You are only supposed to go to another person (and it is supposed to be someone who knows the person who you think has done something wrong, is a member of the same faith community, and preferably has some connection to the incident) if this conversation doesn’t lead to change and if, after you have spent time praying about it, you still think what they did was wrong. And you only take it to the entire church if none of that leads to changes and if the second person you brought into it agrees.
This process is easily subverted by a leader who doesn’t care whether what he is doing is right with god. He can pretend to take your concerns seriously, and then while you’re praying privately about it, start a whisper campaign undermining your credibility. That whole thing about everyone sin from time to time is practically inviting someone to claim some good ol’ what-about-ism—the leader may have made an unwise financial decision, but what about that time you did thus-and-so, hmmm? The Ministry of Correction is completely ineffective if any member of the leadership are acting in bad faith.
So even when you don’t have a legal non-disclosure agreement hanging over your head, if you grew up in these kind of churches, and you sincerely think that what the person is doing is wrong, your first instinct isn’t to save documents and emails and when you have enough to establish a case that the president of the university is diverting school funds to finance is luxurious millionaire lifestyle, turn said evidence over to the Department of Revenue or another agency that can investigate it, instead you go tell the grifter that you think he might be sinning and you ask him politely to think about not doing it any more.
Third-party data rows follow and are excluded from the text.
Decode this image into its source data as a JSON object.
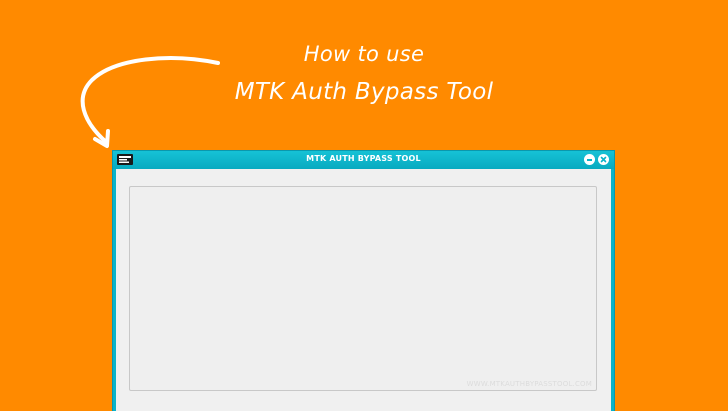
{
  "banner": {
    "line1": "How to use",
    "line2": "MTK Auth Bypass Tool"
  },
  "window": {
    "title": "MTK AUTH BYPASS TOOL",
    "watermark": "WWW.MTKAUTHBYPASSTOOL.COM"
  },
  "colors": {
    "background": "#FF8A00",
    "titlebar": "#0AB3C9",
    "client": "#F0F0F0",
    "text": "#FFFFFF"
  },
  "icons": {
    "logo": "app-logo-icon",
    "minimize": "minimize-icon",
    "close": "close-icon",
    "arrow": "curved-arrow-icon"
  }
}
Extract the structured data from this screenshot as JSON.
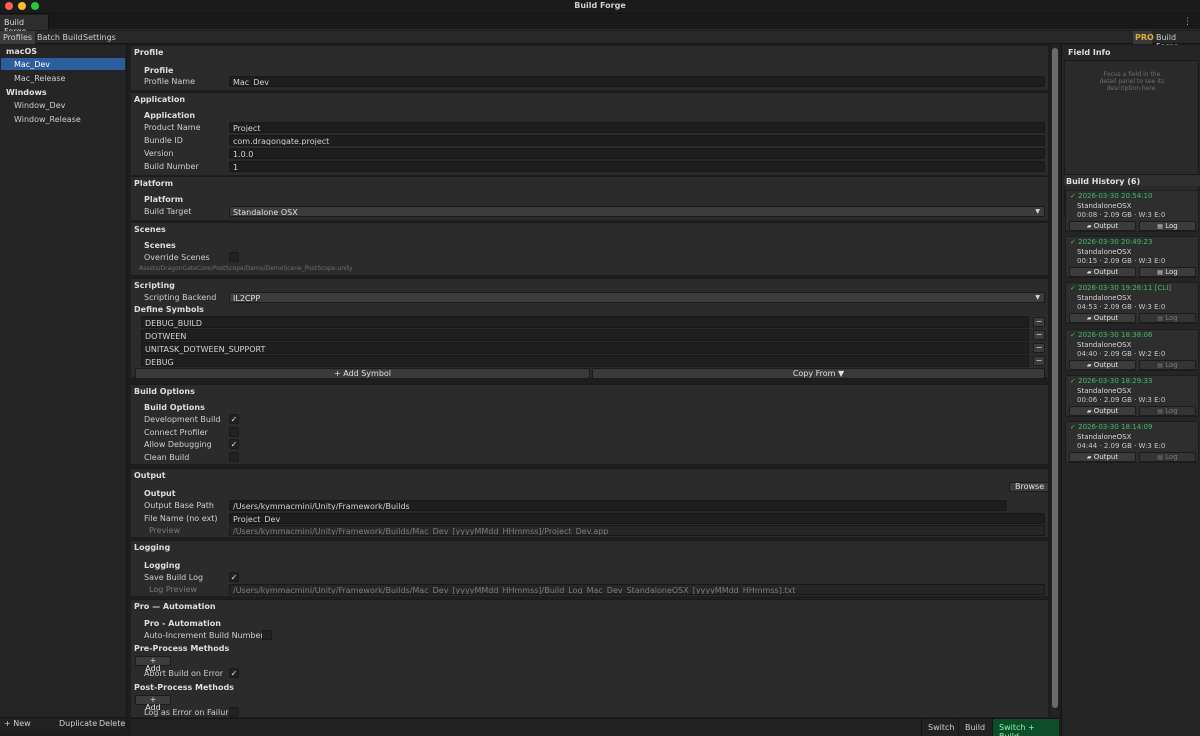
{
  "window": {
    "title": "Build Forge",
    "tab": "Build Forge",
    "menu_glyph": "⋮"
  },
  "toolbar": {
    "tabs": [
      "Profiles",
      "Batch Build",
      "Settings"
    ],
    "pro_badge": "PRO",
    "product_label": "Build Forge"
  },
  "sidebar": {
    "groups": [
      {
        "name": "macOS",
        "items": [
          "Mac_Dev",
          "Mac_Release"
        ]
      },
      {
        "name": "Windows",
        "items": [
          "Window_Dev",
          "Window_Release"
        ]
      }
    ],
    "selected": "Mac_Dev",
    "footer": {
      "new": "+ New",
      "duplicate": "Duplicate",
      "delete": "Delete"
    }
  },
  "profile": {
    "section": "Profile",
    "sub": "Profile",
    "name_label": "Profile Name",
    "name_value": "Mac_Dev"
  },
  "application": {
    "section": "Application",
    "sub": "Application",
    "product_label": "Product Name",
    "product_value": "Project",
    "bundle_label": "Bundle ID",
    "bundle_value": "com.dragongate.project",
    "version_label": "Version",
    "version_value": "1.0.0",
    "buildnum_label": "Build Number",
    "buildnum_value": "1"
  },
  "platform": {
    "section": "Platform",
    "sub": "Platform",
    "target_label": "Build Target",
    "target_value": "Standalone OSX"
  },
  "scenes": {
    "section": "Scenes",
    "sub": "Scenes",
    "override_label": "Override Scenes",
    "override_checked": false,
    "scene_path": "Assets/DragonGateCore/PostScope/Demo/DemoScene_PostScope.unity"
  },
  "scripting": {
    "section": "Scripting",
    "backend_label": "Scripting Backend",
    "backend_value": "IL2CPP",
    "define_header": "Define Symbols",
    "symbols": [
      "DEBUG_BUILD",
      "DOTWEEN",
      "UNITASK_DOTWEEN_SUPPORT",
      "DEBUG"
    ],
    "remove_glyph": "−",
    "add_symbol": "+ Add Symbol",
    "copy_from": "Copy From ▼"
  },
  "build_options": {
    "section": "Build Options",
    "sub": "Build Options",
    "items": [
      {
        "label": "Development Build",
        "checked": true
      },
      {
        "label": "Connect Profiler",
        "checked": false
      },
      {
        "label": "Allow Debugging",
        "checked": true
      },
      {
        "label": "Clean Build",
        "checked": false
      }
    ]
  },
  "output": {
    "section": "Output",
    "sub": "Output",
    "browse": "Browse",
    "base_label": "Output Base Path",
    "base_value": "/Users/kymmacmini/Unity/Framework/Builds",
    "file_label": "File Name (no ext)",
    "file_value": "Project_Dev",
    "preview_label": "Preview",
    "preview_value": "/Users/kymmacmini/Unity/Framework/Builds/Mac_Dev_[yyyyMMdd_HHmmss]/Project_Dev.app"
  },
  "logging": {
    "section": "Logging",
    "sub": "Logging",
    "save_label": "Save Build Log",
    "save_checked": true,
    "preview_label": "Log Preview",
    "preview_value": "/Users/kymmacmini/Unity/Framework/Builds/Mac_Dev_[yyyyMMdd_HHmmss]/Build_Log_Mac_Dev_StandaloneOSX_[yyyyMMdd_HHmmss].txt"
  },
  "automation": {
    "section": "Pro — Automation",
    "sub": "Pro - Automation",
    "auto_inc_label": "Auto-Increment Build Number",
    "auto_inc_checked": false,
    "pre_header": "Pre-Process Methods",
    "pre_add": "+ Add",
    "abort_label": "Abort Build on Error",
    "abort_checked": true,
    "post_header": "Post-Process Methods",
    "post_add": "+ Add",
    "log_err_label": "Log as Error on Failure",
    "log_err_checked": false
  },
  "actions": {
    "switch": "Switch",
    "build": "Build",
    "switch_build": "Switch + Build"
  },
  "field_info": {
    "title": "Field Info",
    "hint": "Focus a field in the detail panel to see its description here."
  },
  "history": {
    "title": "Build History (6)",
    "output_label": "Output",
    "log_label": "Log",
    "entries": [
      {
        "timestamp": "2026-03-30  20:54:10",
        "target": "StandaloneOSX",
        "stats": "00:08  ·  2.09 GB  ·  W:3  E:0",
        "log_enabled": true
      },
      {
        "timestamp": "2026-03-30  20:49:23",
        "target": "StandaloneOSX",
        "stats": "00:15  ·  2.09 GB  ·  W:3  E:0",
        "log_enabled": true
      },
      {
        "timestamp": "2026-03-30  19:26:11  [CLI]",
        "target": "StandaloneOSX",
        "stats": "04:53  ·  2.09 GB  ·  W:3  E:0",
        "log_enabled": false
      },
      {
        "timestamp": "2026-03-30  18:38:06",
        "target": "StandaloneOSX",
        "stats": "04:40  ·  2.09 GB  ·  W:2  E:0",
        "log_enabled": false
      },
      {
        "timestamp": "2026-03-30  18:29:33",
        "target": "StandaloneOSX",
        "stats": "00:06  ·  2.09 GB  ·  W:3  E:0",
        "log_enabled": false
      },
      {
        "timestamp": "2026-03-30  18:14:09",
        "target": "StandaloneOSX",
        "stats": "04:44  ·  2.09 GB  ·  W:3  E:0",
        "log_enabled": false
      }
    ]
  }
}
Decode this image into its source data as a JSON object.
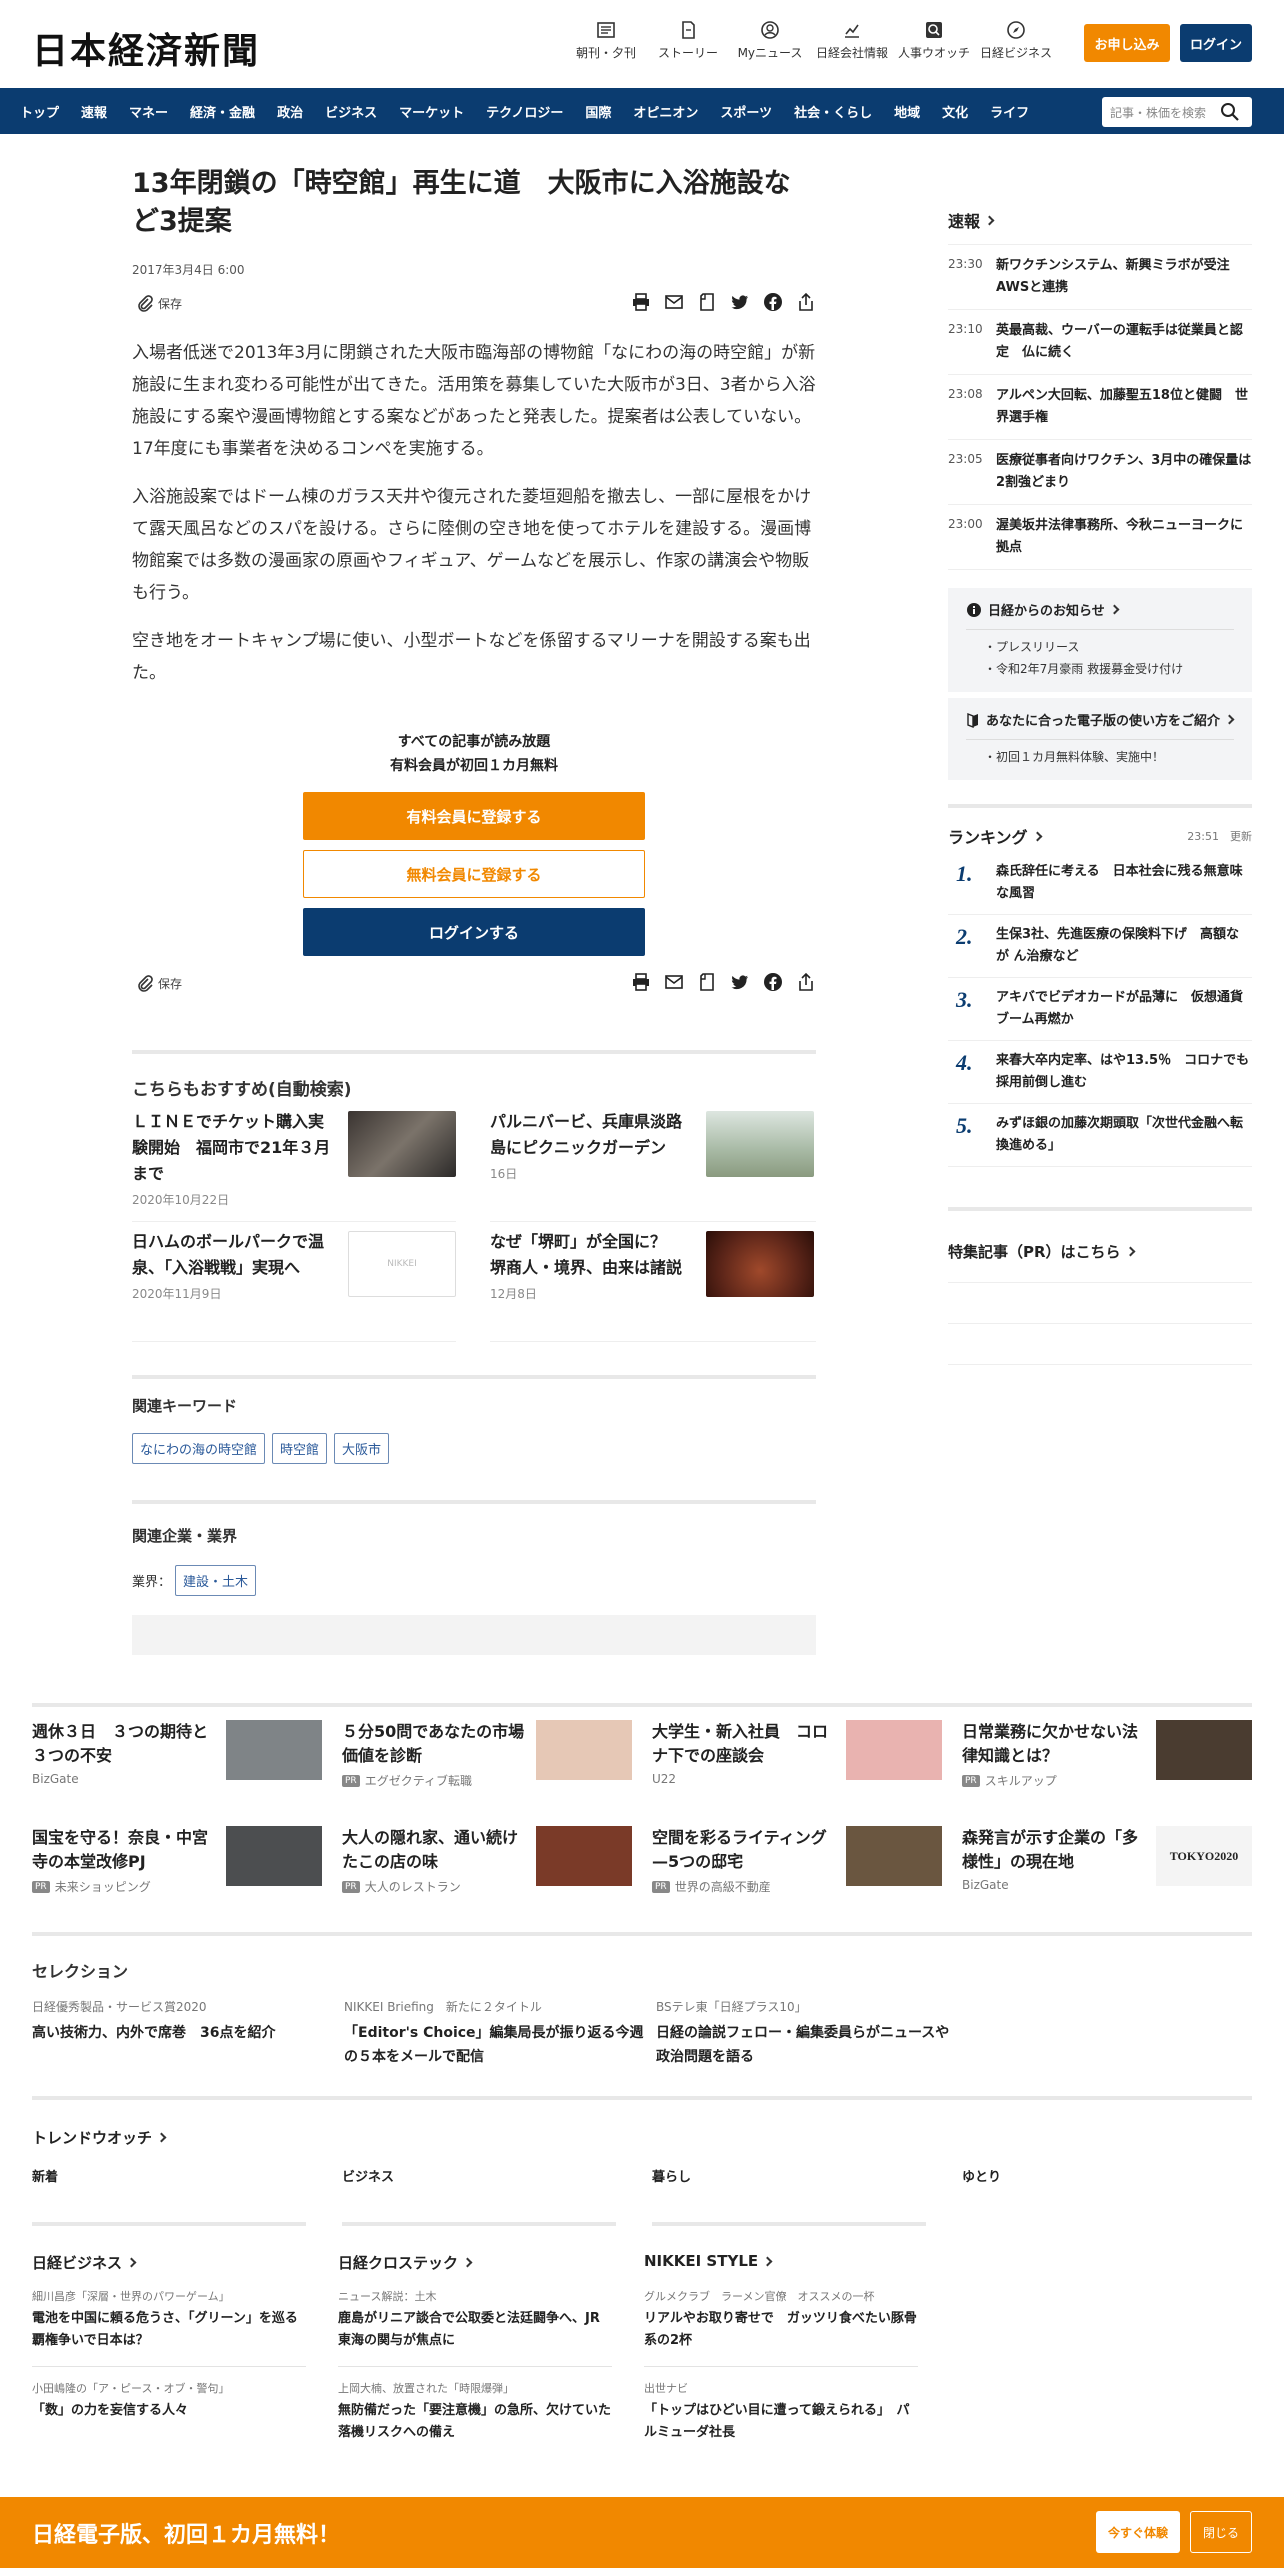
{
  "header": {
    "logo": "日本経済新聞",
    "nav": [
      {
        "label": "朝刊・夕刊",
        "icon": "newspaper-icon"
      },
      {
        "label": "ストーリー",
        "icon": "story-icon"
      },
      {
        "label": "Myニュース",
        "icon": "user-icon"
      },
      {
        "label": "日経会社情報",
        "icon": "chart-icon"
      },
      {
        "label": "人事ウオッチ",
        "icon": "search-person-icon"
      },
      {
        "label": "日経ビジネス",
        "icon": "compass-icon"
      }
    ],
    "apply_label": "お申し込み",
    "login_label": "ログイン"
  },
  "global_nav": {
    "items": [
      "トップ",
      "速報",
      "マネー",
      "経済・金融",
      "政治",
      "ビジネス",
      "マーケット",
      "テクノロジー",
      "国際",
      "オピニオン",
      "スポーツ",
      "社会・くらし",
      "地域",
      "文化",
      "ライフ"
    ],
    "search_placeholder": "記事・株価を検索"
  },
  "article": {
    "title": "13年閉鎖の「時空館」再生に道　大阪市に入浴施設など3提案",
    "date": "2017年3月4日 6:00",
    "save_label": "保存",
    "paragraphs": [
      "入場者低迷で2013年3月に閉鎖された大阪市臨海部の博物館「なにわの海の時空館」が新施設に生まれ変わる可能性が出てきた。活用策を募集していた大阪市が3日、3者から入浴施設にする案や漫画博物館とする案などがあったと発表した。提案者は公表していない。17年度にも事業者を決めるコンペを実施する。",
      "入浴施設案ではドーム棟のガラス天井や復元された菱垣廻船を撤去し、一部に屋根をかけて露天風呂などのスパを設ける。さらに陸側の空き地を使ってホテルを建設する。漫画博物館案では多数の漫画家の原画やフィギュア、ゲームなどを展示し、作家の講演会や物販も行う。",
      "空き地をオートキャンプ場に使い、小型ボートなどを係留するマリーナを開設する案も出た。"
    ],
    "paywall": {
      "line1": "すべての記事が読み放題",
      "line2": "有料会員が初回１カ月無料",
      "paid_label": "有料会員に登録する",
      "free_label": "無料会員に登録する",
      "login_label": "ログインする"
    }
  },
  "recommend": {
    "title": "こちらもおすすめ(自動検索)",
    "items": [
      {
        "title": "ＬＩＮＥでチケット購入実験開始　福岡市で21年３月まで",
        "date": "2020年10月22日",
        "thumb_color": "#5a5550"
      },
      {
        "title": "パルニバービ、兵庫県淡路島にピクニックガーデン",
        "date": "16日",
        "thumb_color": "#b9c6b2"
      },
      {
        "title": "日ハムのボールパークで温泉、「入浴戦戦」実現へ",
        "date": "2020年11月9日",
        "thumb_label": "NIKKEI",
        "thumb_color": "#ffffff"
      },
      {
        "title": "なぜ「堺町」が全国に？　堺商人・境界、由来は諸説",
        "date": "12月8日",
        "thumb_color": "#5a2418"
      }
    ]
  },
  "keywords": {
    "title": "関連キーワード",
    "items": [
      "なにわの海の時空館",
      "時空館",
      "大阪市"
    ]
  },
  "related_companies": {
    "title": "関連企業・業界",
    "label": "業界：",
    "industry": "建設・土木"
  },
  "sidebar": {
    "breaking_title": "速報",
    "news": [
      {
        "time": "23:30",
        "text": "新ワクチンシステム、新興ミラボが受注　AWSと連携"
      },
      {
        "time": "23:10",
        "text": "英最高裁、ウーバーの運転手は従業員と認定　仏に続く"
      },
      {
        "time": "23:08",
        "text": "アルペン大回転、加藤聖五18位と健闘　世界選手権"
      },
      {
        "time": "23:05",
        "text": "医療従事者向けワクチン、3月中の確保量は2割強どまり"
      },
      {
        "time": "23:00",
        "text": "渥美坂井法律事務所、今秋ニューヨークに拠点"
      }
    ],
    "notice_title": "日経からのお知らせ",
    "notice_items": [
      "プレスリリース",
      "令和2年7月豪雨 救援募金受け付け"
    ],
    "guide_title": "あなたに合った電子版の使い方をご紹介",
    "guide_items": [
      "初回１カ月無料体験、実施中！"
    ],
    "ranking_title": "ランキング",
    "ranking_time": "23:51",
    "ranking_update": "更新",
    "ranking": [
      {
        "num": "1.",
        "text": "森氏辞任に考える　日本社会に残る無意味な風習"
      },
      {
        "num": "2.",
        "text": "生保3社、先進医療の保険料下げ　高額なが ん治療など"
      },
      {
        "num": "3.",
        "text": "アキバでビデオカードが品薄に　仮想通貨ブーム再燃か"
      },
      {
        "num": "4.",
        "text": "来春大卒内定率、はや13.5％　コロナでも採用前倒し進む"
      },
      {
        "num": "5.",
        "text": "みずほ銀の加藤次期頭取「次世代金融へ転換進める」"
      }
    ],
    "pr_title": "特集記事（PR）はこちら"
  },
  "promo_grid": [
    {
      "title": "週休３日　３つの期待と３つの不安",
      "source": "BizGate",
      "pr": false,
      "thumb_color": "#7f8487"
    },
    {
      "title": "５分50問であなたの市場価値を診断",
      "source": "エグゼクティブ転職",
      "pr": true,
      "thumb_color": "#e6c8b6"
    },
    {
      "title": "大学生・新入社員　コロナ下での座談会",
      "source": "U22",
      "pr": false,
      "thumb_color": "#e9b3b0"
    },
    {
      "title": "日常業務に欠かせない法律知識とは？",
      "source": "スキルアップ",
      "pr": true,
      "thumb_color": "#4a3c30"
    },
    {
      "title": "国宝を守る！奈良・中宮寺の本堂改修PJ",
      "source": "未来ショッピング",
      "pr": true,
      "thumb_color": "#4c4e50"
    },
    {
      "title": "大人の隠れ家、通い続けたこの店の味",
      "source": "大人のレストラン",
      "pr": true,
      "thumb_color": "#7a3a28"
    },
    {
      "title": "空間を彩るライティング—5つの邸宅",
      "source": "世界の高級不動産",
      "pr": true,
      "thumb_color": "#6a5640"
    },
    {
      "title": "森発言が示す企業の「多様性」の現在地",
      "source": "BizGate",
      "pr": false,
      "thumb_label": "TOKYO2020",
      "thumb_color": "#f4f4f4"
    }
  ],
  "selection": {
    "title": "セレクション",
    "items": [
      {
        "sub": "日経優秀製品・サービス賞2020",
        "title": "高い技術力、内外で席巻　36点を紹介"
      },
      {
        "sub": "NIKKEI Briefing　新たに２タイトル",
        "title": "「Editor's Choice」編集局長が振り返る今週の５本をメールで配信"
      },
      {
        "sub": "BSテレ東「日経プラス10」",
        "title": "日経の論説フェロー・編集委員らがニュースや政治問題を語る"
      }
    ]
  },
  "trend": {
    "title": "トレンドウオッチ",
    "tabs": [
      "新着",
      "ビジネス",
      "暮らし",
      "ゆとり"
    ]
  },
  "media": [
    {
      "name": "日経ビジネス",
      "items": [
        {
          "sub": "細川昌彦「深層・世界のパワーゲーム」",
          "title": "電池を中国に頼る危うさ、「グリーン」を巡る覇権争いで日本は？"
        },
        {
          "sub": "小田嶋隆の「ア・ピース・オブ・警句」",
          "title": "「数」の力を妄信する人々"
        }
      ]
    },
    {
      "name": "日経クロステック",
      "items": [
        {
          "sub": "ニュース解説：土木",
          "title": "鹿島がリニア談合で公取委と法廷闘争へ、JR東海の関与が焦点に"
        },
        {
          "sub": "上岡大楠、放置された「時限爆弾」",
          "title": "無防備だった「要注意機」の急所、欠けていた落機リスクへの備え"
        }
      ]
    },
    {
      "name": "NIKKEI STYLE",
      "items": [
        {
          "sub": "グルメクラブ　ラーメン官僚　オススメの一杯",
          "title": "リアルやお取り寄せで　ガッツリ食べたい豚骨系の2杯"
        },
        {
          "sub": "出世ナビ",
          "title": "「トップはひどい目に遭って鍛えられる」　パルミューダ社長"
        }
      ]
    }
  ],
  "banner": {
    "text": "日経電子版、初回１カ月無料！",
    "trial_label": "今すぐ体験",
    "close_label": "閉じる"
  }
}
This also how pastors who sexually abuse parishioners manage to abuse people again and again without consequence. The pastor or an ally goes to many members of the congregation, each time pretending that this person is the only one he’s talking to, and talk about their concerns about young Billy who seems to be light in the loafers, or whatever. Which is also how you end up with high ranking officials of a church telling reporters with a straight face that 11-year-old altar boys lead priests into sin, so it’s really the priest who is a victim, not the child.
I know that may seem like a big leap, but it is the same system. The default reaction from those around Falwell would have been to first assume that whatever the accusation is, it can’t be true, because god wouldn’t have allowed him to become president if he were that kind of man. And if any portion are true, it may not be quite what it seems because go works in mysterious ways. And if more of it turns out to be true, well, obviously the problem isn’t Falwell, but people around him who led him astray.
So Mrs Falwell is castigated as having a sexual addiction (and she joins in on the self-castigation!). The former pool boy, and various students who have begun to come forward are all characterized as tools of temptation that trapped poor, innocent Falwell (who was only trying to help them) into an impossible situation, and so forth.
Because the respected leaders can’t possibly be in the wrong, otherwise god wouldn’t have let them become leaders. It must be nice to be the benefactor of such blatant circular reasoning.
Note: Part of this post’s title comes from the hymn, “Soldiers of Christ, Arise” by Charles Wesley, #416 in the 1956 Baptist Hymnal.